Many of the high-profile attendees at the National Action Network annual convention in New York on Wednesday were the same that appeared at the convention last year.
Much as he did last year, host Al Sharpton pointed out members of his family, famous radio hosts, and parents of the victims of gun violence.
But one year later, the environment has changed.
In his opening remarks, Sharpton recalled what black Americans could do — when President Barack Obama was in office — when faced with discriminatory voting laws and instances of apparent racially biased policing.
“We could say we were going to the Justice Department, we were going national,” Sharpton said. “That does not seem like an option that will bear fruit.”
Democratic National Committee Chair Tom Perez framed the situation more bluntly.
“I miss Barack Obama,” Perez said in the opening of his speech.
With Obama’s former attorney general and deputy attorney general for civil rights onstage, the opening speeches in midtown Manhattan were colored by the contrast between Obama-era criminal justice and voting policies and the new administration’s tough-on-crime promises and support for more restrictive voting laws.
Many prominent African-American political figures have voiced concern that the new administration will not take an aggressive stance on prosecuting potential civil-rights violations. Activists have criticized President Donald Trump’s past birther crusade against Obama, bizarre accusations against the exonerated “Central Park 5,” and selection of Jeff Sessions to serve as attorney despite his failed prosecution of a 1985 voter fraud case against black civil-rights activists.

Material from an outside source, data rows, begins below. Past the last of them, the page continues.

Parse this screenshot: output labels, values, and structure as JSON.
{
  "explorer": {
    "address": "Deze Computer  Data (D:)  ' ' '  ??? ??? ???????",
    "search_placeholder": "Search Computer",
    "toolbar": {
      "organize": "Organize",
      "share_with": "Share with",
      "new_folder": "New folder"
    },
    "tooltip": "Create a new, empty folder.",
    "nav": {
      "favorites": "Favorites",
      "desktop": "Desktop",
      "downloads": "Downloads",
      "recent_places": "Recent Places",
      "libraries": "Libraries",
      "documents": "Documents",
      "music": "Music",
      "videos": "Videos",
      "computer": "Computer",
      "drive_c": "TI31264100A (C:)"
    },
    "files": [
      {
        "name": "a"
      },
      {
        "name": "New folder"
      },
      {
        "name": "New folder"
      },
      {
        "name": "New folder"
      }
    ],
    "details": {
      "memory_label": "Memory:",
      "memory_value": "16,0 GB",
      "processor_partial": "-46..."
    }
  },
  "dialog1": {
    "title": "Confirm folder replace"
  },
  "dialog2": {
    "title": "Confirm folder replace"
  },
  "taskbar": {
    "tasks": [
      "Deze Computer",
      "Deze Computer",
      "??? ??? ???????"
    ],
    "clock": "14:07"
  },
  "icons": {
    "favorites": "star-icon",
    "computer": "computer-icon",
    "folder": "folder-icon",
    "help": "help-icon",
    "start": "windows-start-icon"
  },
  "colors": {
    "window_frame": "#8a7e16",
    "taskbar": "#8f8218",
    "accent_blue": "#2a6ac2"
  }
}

Top Trump allies have praised the new administration’s planned shifts.
Speaking at an Intelligence Squared debate in Manhattan on Monday, top Trump surrogate and Kansas Secretary of State Kris Kobach praised Sessions, saying the DOJ has “a lot of ideologically driven attorneys in the civil-rights division, especially.”
During the 2016 election, African-American voters overwhelmingly supported Hillary Clinton, who addressed the conference last year while pledging to push for criminal justice reform and gun control.
Clinton’s name wasn’t mentioned by NAN’s keynote speakers on the first day of the event. They focused instead on resisting Trump through grassroots action, legal opposition, and voter mobilization to win back state and local offices, where Democrats have seen record losses over the past eight years.
Former Attorney General Eric Holder spoke at length about the need to fight restrictive voter ID laws that critics say have unfairly attempted to curb minority voting.
“Let’s signal to the world that in America today, the pursuit of a more perfect union lives on,” Holder said. “Generations before us did not fail in that quest. Now it is our time.”
Holder mocked Trump’s claim that the 2016 election was “rigged,” saying the president’s unfounded assertion that 3 million to 5 million people voted against him in the 2016 election laid the groundwork for restrictive voting laws.
“With undoubtedly false claims that 3 to 5 million voted illegally in the last election, a predicate has been laid for further voter suppression efforts,” Holder said.
Other speakers at the event pledged to take up the mantle where the Department of Justice stood down and wage aggressive legal battles against any perceived discrimination.
Referring to Sessions as the nation’s “so-called attorney general,” New York Attorney General Eric Schneiderman blasted Sessions’ dismissal of Hawaii as an “island in the Pacific” after a Hawaii judge blocked Trump’s proposed travel ban.
Schneiderman touted his own legal actions against Trump University last year, telling the crowd to applause that the sole silver lining was that activists at the conference could confront discrimination head-on.
“The difference now is that the lines are more clearly drawn,” Schneiderman said. “What was once hidden and said in whispers is now out in the open for all to see.”
He added: “We should take this conference as the chance to rise … from the chaos of protest and resistance to a movement of social equality, which is what this will become.”